[Recorded data]
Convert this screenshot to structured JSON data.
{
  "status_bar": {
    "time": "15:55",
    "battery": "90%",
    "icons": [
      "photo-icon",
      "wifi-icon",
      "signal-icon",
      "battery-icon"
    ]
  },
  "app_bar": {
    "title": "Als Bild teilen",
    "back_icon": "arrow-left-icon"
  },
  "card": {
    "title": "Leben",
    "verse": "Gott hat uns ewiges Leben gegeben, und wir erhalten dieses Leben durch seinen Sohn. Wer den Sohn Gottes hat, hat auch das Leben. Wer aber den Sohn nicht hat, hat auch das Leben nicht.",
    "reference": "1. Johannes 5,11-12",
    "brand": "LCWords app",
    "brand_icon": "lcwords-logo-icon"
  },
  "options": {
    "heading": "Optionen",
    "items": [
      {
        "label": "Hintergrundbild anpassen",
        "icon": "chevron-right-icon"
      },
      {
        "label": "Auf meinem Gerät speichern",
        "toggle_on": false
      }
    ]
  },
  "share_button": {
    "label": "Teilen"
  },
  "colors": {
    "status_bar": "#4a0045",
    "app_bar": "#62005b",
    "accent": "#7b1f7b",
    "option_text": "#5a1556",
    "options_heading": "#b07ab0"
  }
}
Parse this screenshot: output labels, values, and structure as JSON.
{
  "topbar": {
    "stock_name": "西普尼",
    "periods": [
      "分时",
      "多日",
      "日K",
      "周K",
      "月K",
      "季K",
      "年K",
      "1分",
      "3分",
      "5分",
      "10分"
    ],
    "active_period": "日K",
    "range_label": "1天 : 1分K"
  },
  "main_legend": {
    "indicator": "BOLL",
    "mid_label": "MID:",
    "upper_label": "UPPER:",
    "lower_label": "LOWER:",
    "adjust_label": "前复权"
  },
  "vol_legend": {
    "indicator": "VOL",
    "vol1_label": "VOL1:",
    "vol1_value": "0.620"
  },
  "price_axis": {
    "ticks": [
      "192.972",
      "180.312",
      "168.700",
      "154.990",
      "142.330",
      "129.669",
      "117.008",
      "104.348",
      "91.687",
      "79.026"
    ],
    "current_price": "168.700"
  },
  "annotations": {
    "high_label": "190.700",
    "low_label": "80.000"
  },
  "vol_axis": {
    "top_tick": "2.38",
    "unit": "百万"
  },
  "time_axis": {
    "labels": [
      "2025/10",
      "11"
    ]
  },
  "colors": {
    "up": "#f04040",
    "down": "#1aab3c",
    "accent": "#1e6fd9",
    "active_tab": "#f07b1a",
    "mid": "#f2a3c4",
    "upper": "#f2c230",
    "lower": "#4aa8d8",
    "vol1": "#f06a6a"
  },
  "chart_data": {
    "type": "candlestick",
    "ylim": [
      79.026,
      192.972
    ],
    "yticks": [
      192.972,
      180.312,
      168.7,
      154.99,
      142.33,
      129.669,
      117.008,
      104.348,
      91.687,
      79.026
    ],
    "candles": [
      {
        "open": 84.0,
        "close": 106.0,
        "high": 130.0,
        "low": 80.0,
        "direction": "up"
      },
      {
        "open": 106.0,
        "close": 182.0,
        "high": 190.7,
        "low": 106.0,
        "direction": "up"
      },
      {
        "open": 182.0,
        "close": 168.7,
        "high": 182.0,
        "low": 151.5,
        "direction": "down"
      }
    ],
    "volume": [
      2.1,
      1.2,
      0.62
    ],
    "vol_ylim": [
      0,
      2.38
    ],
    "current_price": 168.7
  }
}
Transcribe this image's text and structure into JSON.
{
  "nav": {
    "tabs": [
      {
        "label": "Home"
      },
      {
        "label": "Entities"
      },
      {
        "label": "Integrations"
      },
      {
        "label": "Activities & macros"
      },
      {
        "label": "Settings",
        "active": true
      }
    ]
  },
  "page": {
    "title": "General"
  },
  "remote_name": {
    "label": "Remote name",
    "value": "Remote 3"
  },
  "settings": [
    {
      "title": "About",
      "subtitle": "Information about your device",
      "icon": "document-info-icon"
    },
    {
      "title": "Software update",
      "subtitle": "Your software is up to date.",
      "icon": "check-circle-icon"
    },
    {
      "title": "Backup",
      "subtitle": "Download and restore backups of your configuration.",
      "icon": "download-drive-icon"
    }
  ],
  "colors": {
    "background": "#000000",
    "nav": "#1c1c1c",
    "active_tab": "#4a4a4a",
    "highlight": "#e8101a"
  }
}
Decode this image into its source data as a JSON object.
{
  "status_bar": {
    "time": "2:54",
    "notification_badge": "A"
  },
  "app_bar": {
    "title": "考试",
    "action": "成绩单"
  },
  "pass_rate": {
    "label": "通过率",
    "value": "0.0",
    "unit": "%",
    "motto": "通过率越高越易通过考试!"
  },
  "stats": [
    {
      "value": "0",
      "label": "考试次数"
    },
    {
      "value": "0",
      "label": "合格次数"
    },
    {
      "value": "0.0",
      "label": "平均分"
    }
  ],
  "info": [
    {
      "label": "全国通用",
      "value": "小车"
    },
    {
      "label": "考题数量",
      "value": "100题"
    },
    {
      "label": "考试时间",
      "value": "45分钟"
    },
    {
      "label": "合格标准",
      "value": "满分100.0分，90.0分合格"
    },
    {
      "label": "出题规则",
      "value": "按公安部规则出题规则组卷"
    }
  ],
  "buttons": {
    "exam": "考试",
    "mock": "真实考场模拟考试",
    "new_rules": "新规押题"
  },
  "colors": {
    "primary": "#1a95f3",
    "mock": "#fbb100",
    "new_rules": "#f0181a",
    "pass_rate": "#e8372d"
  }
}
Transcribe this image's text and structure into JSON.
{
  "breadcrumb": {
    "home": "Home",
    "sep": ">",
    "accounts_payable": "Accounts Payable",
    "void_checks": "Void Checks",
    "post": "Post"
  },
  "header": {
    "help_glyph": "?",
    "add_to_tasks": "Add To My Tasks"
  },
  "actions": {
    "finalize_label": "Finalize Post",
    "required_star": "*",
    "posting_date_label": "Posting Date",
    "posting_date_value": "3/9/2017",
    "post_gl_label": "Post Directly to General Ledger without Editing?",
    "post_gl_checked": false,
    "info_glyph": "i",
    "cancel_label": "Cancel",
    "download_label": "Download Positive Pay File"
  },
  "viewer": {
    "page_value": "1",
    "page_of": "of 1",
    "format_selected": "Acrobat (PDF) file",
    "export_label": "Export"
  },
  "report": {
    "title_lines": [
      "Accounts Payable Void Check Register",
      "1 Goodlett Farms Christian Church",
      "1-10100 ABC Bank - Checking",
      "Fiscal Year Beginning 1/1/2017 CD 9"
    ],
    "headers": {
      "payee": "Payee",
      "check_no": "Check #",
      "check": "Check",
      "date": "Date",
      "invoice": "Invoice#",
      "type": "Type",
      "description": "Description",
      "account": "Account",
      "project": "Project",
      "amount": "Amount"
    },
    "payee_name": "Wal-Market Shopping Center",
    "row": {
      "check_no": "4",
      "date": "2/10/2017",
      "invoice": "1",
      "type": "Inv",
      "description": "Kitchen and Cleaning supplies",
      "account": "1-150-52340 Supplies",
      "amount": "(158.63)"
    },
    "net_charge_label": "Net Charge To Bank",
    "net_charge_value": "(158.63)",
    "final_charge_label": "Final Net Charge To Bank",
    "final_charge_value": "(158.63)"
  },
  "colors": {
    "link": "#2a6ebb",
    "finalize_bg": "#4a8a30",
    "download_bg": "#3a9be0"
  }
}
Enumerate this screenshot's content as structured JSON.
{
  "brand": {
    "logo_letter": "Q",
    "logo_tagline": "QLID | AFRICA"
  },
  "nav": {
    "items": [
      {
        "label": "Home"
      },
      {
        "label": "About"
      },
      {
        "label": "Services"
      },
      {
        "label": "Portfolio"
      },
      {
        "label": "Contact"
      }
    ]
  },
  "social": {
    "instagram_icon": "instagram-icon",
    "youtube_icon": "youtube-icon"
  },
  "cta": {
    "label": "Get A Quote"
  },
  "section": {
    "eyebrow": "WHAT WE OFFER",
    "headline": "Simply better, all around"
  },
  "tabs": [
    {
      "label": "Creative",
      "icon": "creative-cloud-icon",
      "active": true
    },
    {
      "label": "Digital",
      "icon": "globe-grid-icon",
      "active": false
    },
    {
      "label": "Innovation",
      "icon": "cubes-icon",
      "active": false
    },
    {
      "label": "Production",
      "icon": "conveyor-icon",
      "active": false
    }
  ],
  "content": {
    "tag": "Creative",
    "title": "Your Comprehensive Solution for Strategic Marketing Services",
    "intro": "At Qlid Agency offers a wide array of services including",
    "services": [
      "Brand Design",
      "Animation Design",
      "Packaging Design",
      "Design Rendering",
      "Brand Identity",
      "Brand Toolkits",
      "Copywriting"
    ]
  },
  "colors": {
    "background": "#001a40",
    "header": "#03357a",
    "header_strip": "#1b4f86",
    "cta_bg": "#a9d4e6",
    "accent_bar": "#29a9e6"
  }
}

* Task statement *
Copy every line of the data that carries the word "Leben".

* Task response *
    "title": "Leben",
    "verse": "Gott hat uns ewiges Leben gegeben, und wir erhalten dieses Leben durch seinen Sohn. Wer den Sohn Gottes hat, hat auch das Leben. Wer aber den Sohn nicht hat, hat auch das Leben nicht.",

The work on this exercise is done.